The overall definition of crowdfunding used in this chapter is broad; however, the chapter focuses on depicting crowdfunding in a specific context—financing businesses and projects through campaigns conducted over the Internet using a crowdfunding website, commonly referred to as a “platform” (or sometimes a “portal”). More specifically, this chapter addresses types of crowdfunding intermediation present in that kind of financing, noting the actual and possible ways in which crowdfunding platforms and other intermediaries participate in crowdfunding and the implications of that participation for the future of crowdfunding. Among other things, these descriptions and observations offer insights to participants, policymakers, and enforcement agents and suggest future research directions.

In light of the descriptive nature of this chapter, the research method relies almost exclusively on an analysis of secondary sources. Because crowdfunding is a comparatively new form of financing with relatively fluid market entrances and exits, the observations in the chapter rely on the analysis of existing scholarship from other areas of corporate finance as applied to observed crowdfunding practices documented in the emerging literature on crowdfunding. The results of this previous research are then distilled and interpreted and several open research questions are identified.

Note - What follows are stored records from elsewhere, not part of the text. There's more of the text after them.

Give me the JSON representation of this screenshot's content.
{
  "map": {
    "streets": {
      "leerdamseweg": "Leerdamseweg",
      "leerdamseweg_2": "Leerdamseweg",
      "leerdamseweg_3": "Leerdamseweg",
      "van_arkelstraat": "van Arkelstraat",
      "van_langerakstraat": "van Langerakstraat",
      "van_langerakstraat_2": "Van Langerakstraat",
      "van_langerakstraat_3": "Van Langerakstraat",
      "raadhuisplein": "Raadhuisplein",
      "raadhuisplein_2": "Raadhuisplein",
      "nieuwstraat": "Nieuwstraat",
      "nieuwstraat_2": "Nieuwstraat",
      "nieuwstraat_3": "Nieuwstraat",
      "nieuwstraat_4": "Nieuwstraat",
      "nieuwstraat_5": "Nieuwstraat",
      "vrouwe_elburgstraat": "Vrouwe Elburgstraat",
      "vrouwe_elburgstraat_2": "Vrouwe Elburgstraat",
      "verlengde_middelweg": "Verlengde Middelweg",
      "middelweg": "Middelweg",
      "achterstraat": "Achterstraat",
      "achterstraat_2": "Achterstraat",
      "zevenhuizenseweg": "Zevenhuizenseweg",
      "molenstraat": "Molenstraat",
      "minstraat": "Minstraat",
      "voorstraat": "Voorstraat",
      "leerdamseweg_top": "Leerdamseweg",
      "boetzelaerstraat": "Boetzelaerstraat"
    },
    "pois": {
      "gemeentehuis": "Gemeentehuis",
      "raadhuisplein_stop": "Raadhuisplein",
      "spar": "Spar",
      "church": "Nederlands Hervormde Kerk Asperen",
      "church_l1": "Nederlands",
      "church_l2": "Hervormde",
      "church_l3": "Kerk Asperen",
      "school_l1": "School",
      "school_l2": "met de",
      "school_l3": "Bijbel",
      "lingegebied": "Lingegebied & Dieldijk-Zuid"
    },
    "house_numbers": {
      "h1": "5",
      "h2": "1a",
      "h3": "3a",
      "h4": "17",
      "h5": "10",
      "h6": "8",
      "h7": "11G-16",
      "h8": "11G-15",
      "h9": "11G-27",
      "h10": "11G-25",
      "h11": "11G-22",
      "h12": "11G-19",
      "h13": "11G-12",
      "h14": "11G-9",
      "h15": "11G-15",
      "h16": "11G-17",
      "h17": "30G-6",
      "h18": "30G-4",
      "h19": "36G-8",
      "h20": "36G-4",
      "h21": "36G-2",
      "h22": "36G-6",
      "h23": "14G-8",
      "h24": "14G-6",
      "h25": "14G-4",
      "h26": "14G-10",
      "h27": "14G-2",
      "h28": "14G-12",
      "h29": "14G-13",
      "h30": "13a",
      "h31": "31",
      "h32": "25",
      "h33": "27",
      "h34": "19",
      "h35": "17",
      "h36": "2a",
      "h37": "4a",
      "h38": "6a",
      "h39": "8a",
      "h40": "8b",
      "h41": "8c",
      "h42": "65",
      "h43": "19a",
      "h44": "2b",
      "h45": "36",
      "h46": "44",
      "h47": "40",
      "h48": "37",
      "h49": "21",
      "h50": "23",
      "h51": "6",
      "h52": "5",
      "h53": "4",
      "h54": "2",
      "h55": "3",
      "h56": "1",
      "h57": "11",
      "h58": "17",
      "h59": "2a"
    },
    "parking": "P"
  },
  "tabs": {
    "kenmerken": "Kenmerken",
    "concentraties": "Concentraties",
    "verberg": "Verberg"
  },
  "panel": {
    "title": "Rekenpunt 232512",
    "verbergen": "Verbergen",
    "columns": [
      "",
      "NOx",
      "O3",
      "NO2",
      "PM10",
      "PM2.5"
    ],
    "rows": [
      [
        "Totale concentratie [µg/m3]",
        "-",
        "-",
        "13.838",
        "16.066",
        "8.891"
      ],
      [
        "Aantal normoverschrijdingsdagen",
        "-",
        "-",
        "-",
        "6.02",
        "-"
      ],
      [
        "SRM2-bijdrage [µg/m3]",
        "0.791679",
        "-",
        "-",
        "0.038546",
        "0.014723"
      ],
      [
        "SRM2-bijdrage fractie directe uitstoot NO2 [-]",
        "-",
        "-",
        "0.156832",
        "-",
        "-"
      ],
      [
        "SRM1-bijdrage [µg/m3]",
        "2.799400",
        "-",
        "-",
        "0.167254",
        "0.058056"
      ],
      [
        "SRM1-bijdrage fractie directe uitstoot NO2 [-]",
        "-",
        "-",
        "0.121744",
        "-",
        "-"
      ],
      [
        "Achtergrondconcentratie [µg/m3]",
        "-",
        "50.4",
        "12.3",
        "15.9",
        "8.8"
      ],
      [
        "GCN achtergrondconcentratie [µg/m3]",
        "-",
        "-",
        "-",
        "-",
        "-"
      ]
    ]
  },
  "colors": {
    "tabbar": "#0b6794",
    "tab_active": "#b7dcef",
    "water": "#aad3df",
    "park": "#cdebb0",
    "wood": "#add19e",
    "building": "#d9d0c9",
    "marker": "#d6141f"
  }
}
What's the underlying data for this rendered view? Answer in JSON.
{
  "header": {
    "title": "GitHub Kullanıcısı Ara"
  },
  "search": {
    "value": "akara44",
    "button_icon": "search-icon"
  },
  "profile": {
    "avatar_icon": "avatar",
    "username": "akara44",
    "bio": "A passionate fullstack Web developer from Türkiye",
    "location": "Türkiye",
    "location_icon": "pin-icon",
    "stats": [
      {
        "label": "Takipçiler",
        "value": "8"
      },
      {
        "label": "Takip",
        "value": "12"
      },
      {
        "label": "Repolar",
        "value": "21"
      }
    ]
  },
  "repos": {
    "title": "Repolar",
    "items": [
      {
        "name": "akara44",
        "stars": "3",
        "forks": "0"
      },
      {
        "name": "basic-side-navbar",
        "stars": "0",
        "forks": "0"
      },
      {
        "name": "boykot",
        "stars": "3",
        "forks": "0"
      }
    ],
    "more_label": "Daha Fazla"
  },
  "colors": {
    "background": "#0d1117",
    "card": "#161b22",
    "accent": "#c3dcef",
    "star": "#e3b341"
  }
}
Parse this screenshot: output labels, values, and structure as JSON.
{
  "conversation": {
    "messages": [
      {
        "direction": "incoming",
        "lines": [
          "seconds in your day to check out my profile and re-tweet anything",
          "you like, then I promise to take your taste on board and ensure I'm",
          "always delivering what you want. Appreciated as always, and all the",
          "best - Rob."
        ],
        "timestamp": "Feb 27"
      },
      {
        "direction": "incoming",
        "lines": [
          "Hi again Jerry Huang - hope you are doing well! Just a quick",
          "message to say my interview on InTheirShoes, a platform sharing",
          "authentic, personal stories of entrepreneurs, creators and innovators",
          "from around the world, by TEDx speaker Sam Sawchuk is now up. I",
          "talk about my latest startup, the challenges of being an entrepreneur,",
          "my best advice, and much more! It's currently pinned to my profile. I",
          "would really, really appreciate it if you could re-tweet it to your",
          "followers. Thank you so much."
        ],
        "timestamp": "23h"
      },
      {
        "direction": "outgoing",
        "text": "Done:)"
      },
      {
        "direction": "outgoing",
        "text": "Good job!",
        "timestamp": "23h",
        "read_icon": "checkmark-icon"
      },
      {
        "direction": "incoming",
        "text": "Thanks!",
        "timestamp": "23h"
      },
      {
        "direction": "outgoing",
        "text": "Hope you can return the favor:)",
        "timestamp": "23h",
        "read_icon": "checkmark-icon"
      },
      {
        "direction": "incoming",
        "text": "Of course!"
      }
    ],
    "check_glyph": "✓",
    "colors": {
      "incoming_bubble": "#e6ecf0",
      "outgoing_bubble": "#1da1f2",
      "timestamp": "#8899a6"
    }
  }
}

Accordingly, the chapter progresses through several distinct succeeding parts. It begins by providing a review of relevant extant literature on crowdfunding and corporate finance intermediation. Next, the bulk of the chapter explains the nature of intermediation, describes and illustrates a number of different ways in which crowdfunding involves intermediation, identifies and categorizes the roles that may be played by intermediaries in crowdfunded financings, and makes observations about crowdfunding intermediation based on theory and practice. Then, the chapter articulates solutions and recommendations. Finally, the chapter pinpoints future research directions.

Complete Chapter List

Search this Book:
Reset